- Work to be completed: Every line that contains "Verstoß" must be located and copied from the data.

• • • • •

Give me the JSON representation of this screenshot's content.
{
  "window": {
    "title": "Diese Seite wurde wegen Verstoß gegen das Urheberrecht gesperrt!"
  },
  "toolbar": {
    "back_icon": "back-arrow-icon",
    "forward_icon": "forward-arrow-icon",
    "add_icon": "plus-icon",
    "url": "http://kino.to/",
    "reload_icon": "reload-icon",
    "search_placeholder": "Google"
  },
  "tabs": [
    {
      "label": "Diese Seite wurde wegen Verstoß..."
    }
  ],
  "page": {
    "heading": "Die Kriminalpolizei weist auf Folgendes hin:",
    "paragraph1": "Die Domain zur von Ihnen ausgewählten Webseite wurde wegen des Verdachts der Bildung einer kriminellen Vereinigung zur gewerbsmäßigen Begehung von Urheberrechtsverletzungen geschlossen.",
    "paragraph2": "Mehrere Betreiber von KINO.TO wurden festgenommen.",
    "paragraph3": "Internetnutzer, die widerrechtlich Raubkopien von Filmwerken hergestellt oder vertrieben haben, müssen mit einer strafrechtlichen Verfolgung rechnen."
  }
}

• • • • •

- Result:
    "title": "Diese Seite wurde wegen Verstoß gegen das Urheberrecht gesperrt!"
      "label": "Diese Seite wurde wegen Verstoß..."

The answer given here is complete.